Web page and app entries:
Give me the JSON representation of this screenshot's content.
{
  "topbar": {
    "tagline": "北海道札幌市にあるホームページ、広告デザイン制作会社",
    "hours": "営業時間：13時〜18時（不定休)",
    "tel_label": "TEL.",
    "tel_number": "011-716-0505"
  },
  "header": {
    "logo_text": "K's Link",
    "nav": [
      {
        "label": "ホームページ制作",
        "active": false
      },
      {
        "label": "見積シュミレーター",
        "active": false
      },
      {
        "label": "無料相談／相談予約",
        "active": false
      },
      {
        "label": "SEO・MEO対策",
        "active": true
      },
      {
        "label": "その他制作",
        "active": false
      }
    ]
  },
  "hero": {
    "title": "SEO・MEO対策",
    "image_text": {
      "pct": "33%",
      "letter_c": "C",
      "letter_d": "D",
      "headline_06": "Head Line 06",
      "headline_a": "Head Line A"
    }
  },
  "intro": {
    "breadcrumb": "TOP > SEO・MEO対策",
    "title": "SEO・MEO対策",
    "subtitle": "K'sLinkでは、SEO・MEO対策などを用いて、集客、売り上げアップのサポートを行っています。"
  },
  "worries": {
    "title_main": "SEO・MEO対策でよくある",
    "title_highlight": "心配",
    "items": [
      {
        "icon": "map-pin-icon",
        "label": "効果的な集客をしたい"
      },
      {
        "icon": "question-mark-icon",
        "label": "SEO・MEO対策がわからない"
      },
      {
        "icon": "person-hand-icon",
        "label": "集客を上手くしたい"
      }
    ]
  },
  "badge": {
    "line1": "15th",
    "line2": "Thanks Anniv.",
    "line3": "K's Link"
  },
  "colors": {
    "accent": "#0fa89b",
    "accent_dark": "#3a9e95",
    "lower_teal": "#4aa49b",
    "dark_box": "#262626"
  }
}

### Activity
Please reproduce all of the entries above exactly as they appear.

### Output of the exercise
Give me the JSON representation of this screenshot's content.
{
  "topbar": {
    "tagline": "北海道札幌市にあるホームページ、広告デザイン制作会社",
    "hours": "営業時間：13時〜18時（不定休)",
    "tel_label": "TEL.",
    "tel_number": "011-716-0505"
  },
  "header": {
    "logo_text": "K's Link",
    "nav": [
      {
        "label": "ホームページ制作",
        "active": false
      },
      {
        "label": "見積シュミレーター",
        "active": false
      },
      {
        "label": "無料相談／相談予約",
        "active": false
      },
      {
        "label": "SEO・MEO対策",
        "active": true
      },
      {
        "label": "その他制作",
        "active": false
      }
    ]
  },
  "hero": {
    "title": "SEO・MEO対策",
    "image_text": {
      "pct": "33%",
      "letter_c": "C",
      "letter_d": "D",
      "headline_06": "Head Line 06",
      "headline_a": "Head Line A"
    }
  },
  "intro": {
    "breadcrumb": "TOP > SEO・MEO対策",
    "title": "SEO・MEO対策",
    "subtitle": "K'sLinkでは、SEO・MEO対策などを用いて、集客、売り上げアップのサポートを行っています。"
  },
  "worries": {
    "title_main": "SEO・MEO対策でよくある",
    "title_highlight": "心配",
    "items": [
      {
        "icon": "map-pin-icon",
        "label": "効果的な集客をしたい"
      },
      {
        "icon": "question-mark-icon",
        "label": "SEO・MEO対策がわからない"
      },
      {
        "icon": "person-hand-icon",
        "label": "集客を上手くしたい"
      }
    ]
  },
  "badge": {
    "line1": "15th",
    "line2": "Thanks Anniv.",
    "line3": "K's Link"
  },
  "colors": {
    "accent": "#0fa89b",
    "accent_dark": "#3a9e95",
    "lower_teal": "#4aa49b",
    "dark_box": "#262626"
  }
}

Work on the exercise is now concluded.